» **Exercise goal**:
Read each line of the material and note whether it contains "rating". Give the number of such lines and nothing else.

» **Input for this task**:
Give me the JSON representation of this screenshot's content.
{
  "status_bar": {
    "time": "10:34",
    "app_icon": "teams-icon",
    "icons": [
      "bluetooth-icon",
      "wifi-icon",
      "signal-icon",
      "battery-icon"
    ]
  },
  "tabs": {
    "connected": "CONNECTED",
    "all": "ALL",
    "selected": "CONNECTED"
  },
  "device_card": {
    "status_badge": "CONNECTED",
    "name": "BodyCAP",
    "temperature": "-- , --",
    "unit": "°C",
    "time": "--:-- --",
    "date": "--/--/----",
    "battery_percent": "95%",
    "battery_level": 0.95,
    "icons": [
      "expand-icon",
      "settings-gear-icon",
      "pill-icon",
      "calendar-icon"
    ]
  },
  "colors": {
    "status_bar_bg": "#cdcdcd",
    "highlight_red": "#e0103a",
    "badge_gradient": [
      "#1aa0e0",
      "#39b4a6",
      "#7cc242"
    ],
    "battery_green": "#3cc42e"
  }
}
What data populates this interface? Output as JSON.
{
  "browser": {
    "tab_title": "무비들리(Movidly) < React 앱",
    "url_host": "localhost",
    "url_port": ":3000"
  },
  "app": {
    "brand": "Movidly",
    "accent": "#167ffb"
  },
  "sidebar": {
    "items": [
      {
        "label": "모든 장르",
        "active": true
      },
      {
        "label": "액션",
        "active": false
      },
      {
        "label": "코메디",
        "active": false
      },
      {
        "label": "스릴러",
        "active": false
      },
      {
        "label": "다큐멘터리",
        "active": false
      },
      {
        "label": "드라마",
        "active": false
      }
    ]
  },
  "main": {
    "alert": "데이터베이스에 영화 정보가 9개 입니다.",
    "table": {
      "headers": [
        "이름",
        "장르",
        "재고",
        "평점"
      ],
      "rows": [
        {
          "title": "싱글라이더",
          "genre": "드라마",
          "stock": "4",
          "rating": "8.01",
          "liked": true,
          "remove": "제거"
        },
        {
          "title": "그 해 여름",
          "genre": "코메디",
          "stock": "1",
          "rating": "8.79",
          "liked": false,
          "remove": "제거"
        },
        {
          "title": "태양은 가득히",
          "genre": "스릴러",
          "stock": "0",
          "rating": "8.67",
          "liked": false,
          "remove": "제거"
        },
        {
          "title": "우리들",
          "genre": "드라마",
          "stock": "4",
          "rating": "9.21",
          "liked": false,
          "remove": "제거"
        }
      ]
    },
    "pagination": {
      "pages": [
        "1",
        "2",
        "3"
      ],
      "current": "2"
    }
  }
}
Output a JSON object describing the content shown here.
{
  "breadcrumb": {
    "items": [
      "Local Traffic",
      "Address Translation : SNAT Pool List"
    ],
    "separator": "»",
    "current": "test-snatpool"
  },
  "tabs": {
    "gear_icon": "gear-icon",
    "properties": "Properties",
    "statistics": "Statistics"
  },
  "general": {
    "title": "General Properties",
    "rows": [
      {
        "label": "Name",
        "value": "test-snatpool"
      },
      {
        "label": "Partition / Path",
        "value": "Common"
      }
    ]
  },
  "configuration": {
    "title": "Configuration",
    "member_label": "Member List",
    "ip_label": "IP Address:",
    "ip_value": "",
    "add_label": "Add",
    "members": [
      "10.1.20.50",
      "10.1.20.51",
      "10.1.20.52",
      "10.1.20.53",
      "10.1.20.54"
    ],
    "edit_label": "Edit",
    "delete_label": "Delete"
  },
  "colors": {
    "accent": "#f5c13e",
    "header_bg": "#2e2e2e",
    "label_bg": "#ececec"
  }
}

» **Solution to the exercise**:
4